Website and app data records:
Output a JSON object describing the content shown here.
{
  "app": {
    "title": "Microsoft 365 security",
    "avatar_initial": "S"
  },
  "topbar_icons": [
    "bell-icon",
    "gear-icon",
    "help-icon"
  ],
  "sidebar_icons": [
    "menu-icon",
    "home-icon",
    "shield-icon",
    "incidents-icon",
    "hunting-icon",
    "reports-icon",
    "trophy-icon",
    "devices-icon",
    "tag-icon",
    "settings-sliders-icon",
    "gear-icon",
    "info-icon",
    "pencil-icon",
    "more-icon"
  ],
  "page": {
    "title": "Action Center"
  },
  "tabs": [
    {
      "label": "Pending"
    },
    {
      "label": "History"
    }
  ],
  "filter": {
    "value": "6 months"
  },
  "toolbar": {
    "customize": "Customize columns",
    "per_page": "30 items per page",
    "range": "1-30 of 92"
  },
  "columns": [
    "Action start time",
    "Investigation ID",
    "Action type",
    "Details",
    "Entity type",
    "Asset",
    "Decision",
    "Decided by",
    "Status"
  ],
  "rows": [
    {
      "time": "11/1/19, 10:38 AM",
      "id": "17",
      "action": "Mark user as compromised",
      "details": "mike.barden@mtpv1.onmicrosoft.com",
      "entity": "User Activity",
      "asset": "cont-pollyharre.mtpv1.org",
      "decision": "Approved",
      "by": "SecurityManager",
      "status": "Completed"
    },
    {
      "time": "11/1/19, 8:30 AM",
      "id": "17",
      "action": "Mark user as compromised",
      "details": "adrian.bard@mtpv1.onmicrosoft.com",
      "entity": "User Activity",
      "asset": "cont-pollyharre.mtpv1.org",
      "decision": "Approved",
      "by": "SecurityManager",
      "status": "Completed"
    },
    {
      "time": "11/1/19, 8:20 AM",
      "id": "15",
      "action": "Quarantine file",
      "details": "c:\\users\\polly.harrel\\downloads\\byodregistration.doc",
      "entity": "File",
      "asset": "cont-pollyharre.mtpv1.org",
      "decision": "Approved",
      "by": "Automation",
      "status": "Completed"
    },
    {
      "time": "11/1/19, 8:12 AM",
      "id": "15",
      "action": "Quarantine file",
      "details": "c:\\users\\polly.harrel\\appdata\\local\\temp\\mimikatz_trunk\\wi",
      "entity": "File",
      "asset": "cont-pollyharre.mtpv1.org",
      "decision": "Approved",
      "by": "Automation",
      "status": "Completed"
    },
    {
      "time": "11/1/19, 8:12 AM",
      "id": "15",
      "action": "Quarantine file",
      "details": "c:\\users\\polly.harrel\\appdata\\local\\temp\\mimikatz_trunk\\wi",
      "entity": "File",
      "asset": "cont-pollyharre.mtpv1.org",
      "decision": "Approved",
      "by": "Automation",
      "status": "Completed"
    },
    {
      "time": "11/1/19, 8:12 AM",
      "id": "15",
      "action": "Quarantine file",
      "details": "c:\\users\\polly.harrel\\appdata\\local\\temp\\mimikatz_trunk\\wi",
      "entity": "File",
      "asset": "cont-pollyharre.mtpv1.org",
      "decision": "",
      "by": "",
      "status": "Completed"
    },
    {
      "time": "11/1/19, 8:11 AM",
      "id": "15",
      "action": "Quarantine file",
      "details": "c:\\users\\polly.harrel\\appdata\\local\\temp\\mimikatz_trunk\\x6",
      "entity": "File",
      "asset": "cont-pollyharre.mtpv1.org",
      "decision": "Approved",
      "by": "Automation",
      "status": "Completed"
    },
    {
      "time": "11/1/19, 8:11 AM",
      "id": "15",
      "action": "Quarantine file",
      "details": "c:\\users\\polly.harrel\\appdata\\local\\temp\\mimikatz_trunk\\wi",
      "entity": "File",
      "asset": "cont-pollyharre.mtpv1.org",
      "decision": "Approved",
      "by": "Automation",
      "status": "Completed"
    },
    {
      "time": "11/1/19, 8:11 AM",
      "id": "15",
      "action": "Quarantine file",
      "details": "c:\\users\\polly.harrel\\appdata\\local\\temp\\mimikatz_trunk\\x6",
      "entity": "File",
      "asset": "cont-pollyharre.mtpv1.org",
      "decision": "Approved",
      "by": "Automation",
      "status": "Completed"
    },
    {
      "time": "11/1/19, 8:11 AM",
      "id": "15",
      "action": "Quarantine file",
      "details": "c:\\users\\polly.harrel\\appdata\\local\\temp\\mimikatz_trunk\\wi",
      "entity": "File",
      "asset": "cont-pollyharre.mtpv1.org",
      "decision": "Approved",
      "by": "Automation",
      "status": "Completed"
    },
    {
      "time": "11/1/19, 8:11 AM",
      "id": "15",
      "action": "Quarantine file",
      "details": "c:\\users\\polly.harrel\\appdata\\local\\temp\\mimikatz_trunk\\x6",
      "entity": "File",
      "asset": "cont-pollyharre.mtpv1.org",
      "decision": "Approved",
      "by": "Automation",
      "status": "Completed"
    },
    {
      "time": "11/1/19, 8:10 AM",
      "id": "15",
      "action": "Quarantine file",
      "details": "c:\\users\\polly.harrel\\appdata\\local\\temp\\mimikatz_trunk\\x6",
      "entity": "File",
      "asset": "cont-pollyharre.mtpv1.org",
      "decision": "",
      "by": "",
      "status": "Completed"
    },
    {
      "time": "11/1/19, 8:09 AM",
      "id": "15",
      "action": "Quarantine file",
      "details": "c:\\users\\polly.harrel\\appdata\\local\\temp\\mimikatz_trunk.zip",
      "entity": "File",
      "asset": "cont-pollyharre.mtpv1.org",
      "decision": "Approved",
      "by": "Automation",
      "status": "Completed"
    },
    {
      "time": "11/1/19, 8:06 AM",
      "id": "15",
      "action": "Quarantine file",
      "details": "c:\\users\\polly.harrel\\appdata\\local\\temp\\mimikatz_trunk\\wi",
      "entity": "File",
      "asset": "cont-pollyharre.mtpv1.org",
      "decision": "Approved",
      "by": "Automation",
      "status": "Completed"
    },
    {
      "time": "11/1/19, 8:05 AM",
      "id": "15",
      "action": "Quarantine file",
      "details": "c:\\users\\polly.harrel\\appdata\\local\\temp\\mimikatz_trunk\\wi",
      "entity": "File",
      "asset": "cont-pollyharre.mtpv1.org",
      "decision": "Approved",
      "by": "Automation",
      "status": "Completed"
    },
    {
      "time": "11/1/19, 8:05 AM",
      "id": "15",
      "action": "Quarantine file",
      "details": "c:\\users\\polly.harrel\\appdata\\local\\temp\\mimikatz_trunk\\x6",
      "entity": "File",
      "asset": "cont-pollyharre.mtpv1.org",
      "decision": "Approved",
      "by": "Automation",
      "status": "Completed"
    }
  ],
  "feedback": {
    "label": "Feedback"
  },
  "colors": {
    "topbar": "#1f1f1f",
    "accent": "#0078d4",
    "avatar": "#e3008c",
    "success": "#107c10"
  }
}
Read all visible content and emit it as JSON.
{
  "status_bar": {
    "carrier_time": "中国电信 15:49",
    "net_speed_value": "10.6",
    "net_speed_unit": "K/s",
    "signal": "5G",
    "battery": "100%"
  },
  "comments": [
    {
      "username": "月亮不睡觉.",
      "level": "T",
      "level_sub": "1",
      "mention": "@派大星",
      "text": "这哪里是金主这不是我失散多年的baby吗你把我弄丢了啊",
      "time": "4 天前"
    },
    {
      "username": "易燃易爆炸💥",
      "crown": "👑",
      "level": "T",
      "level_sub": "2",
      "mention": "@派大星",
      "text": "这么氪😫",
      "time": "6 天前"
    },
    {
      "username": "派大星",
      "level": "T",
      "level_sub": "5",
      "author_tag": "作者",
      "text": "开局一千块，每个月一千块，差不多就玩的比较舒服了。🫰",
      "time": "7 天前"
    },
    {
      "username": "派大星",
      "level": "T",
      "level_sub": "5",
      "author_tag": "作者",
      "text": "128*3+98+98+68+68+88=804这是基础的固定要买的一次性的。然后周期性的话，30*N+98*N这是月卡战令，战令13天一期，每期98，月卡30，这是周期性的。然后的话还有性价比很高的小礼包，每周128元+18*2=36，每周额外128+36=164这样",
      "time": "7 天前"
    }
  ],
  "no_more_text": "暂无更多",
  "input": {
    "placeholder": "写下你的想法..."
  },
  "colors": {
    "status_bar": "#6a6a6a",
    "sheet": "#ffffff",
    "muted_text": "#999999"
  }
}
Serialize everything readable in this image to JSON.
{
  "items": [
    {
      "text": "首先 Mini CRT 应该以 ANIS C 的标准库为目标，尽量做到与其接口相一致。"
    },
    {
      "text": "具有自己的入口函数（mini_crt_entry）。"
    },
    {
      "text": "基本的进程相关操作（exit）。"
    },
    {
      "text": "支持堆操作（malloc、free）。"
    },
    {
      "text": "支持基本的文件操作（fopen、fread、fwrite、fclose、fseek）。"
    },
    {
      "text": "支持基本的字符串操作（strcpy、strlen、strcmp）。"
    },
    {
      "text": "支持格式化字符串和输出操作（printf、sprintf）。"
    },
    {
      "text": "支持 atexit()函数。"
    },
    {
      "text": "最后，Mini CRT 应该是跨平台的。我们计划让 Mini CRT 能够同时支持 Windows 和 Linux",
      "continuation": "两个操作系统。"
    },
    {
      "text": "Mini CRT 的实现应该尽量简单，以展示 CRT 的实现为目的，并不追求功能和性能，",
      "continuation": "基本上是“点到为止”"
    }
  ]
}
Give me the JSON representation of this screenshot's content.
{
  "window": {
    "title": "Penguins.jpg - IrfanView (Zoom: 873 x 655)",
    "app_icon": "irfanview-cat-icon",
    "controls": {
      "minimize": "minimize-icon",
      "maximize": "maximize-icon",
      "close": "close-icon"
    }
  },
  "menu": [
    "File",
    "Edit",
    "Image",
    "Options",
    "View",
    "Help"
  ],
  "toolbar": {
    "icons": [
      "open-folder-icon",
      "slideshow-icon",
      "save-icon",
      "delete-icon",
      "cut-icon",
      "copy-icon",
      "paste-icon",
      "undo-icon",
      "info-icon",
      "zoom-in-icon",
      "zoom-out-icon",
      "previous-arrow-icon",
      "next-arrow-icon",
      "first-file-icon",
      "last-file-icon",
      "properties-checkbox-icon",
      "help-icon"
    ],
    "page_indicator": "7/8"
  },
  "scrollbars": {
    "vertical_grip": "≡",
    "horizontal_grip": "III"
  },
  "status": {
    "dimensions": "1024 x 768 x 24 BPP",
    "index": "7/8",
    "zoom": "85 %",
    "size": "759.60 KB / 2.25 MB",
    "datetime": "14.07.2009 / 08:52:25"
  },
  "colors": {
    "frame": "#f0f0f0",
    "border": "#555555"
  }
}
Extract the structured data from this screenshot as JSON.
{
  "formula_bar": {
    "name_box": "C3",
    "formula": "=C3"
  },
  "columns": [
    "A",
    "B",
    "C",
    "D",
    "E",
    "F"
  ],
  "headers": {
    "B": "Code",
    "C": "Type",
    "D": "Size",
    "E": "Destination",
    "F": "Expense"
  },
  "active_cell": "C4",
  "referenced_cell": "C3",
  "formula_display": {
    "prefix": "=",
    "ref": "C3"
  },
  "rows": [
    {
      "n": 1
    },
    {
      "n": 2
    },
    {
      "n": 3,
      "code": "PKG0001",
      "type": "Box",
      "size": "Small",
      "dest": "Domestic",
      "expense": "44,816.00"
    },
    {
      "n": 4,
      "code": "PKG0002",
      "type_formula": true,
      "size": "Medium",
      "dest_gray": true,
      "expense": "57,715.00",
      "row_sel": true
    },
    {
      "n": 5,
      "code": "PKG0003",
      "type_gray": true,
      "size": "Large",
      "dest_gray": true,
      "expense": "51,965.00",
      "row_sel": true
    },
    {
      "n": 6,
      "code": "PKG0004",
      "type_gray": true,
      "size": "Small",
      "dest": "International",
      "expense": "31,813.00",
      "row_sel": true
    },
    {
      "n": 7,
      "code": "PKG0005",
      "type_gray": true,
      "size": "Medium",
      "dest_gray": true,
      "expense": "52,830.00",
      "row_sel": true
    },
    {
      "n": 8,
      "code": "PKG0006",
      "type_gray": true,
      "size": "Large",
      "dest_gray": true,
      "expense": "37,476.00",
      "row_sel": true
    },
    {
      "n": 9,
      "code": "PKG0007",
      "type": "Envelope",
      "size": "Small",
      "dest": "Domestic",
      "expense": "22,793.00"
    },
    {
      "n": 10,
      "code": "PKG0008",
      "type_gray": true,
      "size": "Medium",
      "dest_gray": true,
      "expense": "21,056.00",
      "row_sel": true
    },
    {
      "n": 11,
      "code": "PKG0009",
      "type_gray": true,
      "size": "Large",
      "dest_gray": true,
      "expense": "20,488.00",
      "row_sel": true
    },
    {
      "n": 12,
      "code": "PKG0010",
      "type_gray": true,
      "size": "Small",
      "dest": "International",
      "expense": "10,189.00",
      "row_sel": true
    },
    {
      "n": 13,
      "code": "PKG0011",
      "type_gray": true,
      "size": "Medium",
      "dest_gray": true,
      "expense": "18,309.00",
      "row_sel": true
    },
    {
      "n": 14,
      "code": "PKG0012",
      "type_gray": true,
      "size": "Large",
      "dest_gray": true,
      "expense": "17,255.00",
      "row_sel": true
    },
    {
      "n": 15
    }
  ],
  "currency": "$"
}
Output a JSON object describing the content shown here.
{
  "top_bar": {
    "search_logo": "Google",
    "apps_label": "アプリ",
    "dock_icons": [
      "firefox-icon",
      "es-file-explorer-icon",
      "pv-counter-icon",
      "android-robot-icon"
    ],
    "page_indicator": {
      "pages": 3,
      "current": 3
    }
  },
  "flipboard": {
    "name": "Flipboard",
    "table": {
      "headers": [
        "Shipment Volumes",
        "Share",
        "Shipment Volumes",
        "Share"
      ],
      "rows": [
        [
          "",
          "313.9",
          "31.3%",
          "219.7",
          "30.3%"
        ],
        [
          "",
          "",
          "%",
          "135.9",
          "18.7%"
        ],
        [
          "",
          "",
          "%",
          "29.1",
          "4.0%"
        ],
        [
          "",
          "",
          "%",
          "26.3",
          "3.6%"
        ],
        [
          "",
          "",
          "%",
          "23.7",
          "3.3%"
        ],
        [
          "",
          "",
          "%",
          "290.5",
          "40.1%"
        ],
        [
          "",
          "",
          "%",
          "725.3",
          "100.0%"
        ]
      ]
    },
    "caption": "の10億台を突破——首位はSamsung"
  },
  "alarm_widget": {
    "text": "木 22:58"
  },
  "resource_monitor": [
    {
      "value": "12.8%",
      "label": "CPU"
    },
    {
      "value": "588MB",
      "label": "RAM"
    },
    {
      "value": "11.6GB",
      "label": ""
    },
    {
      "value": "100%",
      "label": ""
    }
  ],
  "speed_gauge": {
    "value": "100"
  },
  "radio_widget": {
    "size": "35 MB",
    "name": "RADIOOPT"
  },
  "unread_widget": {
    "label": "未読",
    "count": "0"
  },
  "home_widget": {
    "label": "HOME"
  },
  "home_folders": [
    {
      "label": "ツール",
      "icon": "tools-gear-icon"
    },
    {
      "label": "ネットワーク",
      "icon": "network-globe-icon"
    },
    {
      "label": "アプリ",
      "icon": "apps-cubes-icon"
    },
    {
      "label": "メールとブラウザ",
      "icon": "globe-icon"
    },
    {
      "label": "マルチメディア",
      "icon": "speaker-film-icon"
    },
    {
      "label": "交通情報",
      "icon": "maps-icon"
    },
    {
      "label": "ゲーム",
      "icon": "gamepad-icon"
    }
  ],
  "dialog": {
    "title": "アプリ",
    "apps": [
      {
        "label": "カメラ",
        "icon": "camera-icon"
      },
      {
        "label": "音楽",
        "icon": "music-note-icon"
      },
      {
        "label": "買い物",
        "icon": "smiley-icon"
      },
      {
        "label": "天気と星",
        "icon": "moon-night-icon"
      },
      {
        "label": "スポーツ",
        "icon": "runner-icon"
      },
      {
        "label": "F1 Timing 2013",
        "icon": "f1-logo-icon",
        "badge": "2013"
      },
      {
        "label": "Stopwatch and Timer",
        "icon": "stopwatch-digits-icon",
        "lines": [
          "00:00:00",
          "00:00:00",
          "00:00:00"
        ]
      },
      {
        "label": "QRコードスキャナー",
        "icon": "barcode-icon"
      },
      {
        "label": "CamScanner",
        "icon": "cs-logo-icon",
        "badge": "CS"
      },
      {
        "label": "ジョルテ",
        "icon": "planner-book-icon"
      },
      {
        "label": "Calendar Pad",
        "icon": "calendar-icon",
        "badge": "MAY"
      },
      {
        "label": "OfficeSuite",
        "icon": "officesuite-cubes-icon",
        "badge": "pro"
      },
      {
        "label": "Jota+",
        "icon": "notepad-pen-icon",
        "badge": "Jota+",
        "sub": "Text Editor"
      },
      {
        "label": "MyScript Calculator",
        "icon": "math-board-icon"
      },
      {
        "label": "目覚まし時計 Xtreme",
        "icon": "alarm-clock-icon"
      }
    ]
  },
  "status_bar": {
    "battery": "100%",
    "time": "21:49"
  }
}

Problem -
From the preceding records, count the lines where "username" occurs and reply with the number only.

Finished task -
4